Dataset entries:
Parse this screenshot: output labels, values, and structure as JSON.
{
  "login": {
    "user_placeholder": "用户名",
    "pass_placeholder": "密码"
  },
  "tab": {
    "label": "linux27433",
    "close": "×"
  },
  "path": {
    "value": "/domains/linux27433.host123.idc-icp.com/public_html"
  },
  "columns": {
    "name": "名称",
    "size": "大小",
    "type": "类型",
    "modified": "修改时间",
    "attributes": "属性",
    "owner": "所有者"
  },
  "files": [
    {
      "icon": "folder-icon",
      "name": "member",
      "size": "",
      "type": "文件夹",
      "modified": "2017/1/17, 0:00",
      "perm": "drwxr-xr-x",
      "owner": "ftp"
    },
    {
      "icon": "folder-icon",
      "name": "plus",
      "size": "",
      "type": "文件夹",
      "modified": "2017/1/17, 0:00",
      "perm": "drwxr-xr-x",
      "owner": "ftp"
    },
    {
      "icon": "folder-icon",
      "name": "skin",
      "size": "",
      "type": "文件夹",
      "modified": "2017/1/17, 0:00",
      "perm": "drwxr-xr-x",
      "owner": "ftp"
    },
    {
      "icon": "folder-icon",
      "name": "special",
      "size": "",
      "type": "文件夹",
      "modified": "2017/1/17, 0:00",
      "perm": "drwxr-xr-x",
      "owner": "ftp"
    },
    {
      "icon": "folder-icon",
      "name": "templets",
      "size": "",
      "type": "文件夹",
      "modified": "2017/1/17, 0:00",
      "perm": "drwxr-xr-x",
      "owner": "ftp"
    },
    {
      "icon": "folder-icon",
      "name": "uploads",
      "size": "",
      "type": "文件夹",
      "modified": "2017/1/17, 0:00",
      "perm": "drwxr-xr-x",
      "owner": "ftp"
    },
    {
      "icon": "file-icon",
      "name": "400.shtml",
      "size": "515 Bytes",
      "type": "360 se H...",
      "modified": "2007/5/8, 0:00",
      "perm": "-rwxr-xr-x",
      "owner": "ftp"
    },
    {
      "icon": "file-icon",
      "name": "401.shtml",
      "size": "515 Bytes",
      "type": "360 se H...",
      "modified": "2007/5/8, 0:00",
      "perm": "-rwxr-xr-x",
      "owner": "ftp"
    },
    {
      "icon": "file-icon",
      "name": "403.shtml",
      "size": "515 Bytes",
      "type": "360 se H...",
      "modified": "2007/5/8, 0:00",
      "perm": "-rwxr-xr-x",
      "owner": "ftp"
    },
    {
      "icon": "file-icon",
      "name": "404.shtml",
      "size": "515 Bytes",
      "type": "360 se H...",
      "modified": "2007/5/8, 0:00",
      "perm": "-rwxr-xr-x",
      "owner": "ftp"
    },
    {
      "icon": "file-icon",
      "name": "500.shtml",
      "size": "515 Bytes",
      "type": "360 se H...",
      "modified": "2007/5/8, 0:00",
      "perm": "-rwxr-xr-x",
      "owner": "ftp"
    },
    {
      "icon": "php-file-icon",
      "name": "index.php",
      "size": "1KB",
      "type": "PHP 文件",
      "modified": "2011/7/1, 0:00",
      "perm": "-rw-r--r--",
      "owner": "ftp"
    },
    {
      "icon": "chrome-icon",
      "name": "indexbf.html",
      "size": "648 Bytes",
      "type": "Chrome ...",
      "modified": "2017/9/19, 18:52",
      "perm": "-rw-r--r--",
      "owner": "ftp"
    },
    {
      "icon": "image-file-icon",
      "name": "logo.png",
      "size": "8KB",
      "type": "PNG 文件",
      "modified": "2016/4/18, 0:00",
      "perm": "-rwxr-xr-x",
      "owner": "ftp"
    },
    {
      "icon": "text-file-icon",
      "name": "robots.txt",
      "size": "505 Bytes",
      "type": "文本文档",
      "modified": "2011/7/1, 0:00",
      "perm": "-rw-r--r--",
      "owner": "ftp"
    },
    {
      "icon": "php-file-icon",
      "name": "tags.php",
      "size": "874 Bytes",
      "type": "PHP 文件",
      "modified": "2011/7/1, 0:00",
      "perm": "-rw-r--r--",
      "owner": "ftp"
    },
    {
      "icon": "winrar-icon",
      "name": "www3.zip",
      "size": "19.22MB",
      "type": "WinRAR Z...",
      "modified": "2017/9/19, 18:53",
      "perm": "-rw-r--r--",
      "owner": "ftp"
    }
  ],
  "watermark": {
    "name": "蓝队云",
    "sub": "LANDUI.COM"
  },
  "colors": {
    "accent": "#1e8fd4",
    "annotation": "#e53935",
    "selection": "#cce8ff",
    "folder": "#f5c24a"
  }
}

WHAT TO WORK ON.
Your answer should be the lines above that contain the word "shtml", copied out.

EXPECTED ANSWER.
      "name": "400.shtml",
      "name": "401.shtml",
      "name": "403.shtml",
      "name": "404.shtml",
      "name": "500.shtml",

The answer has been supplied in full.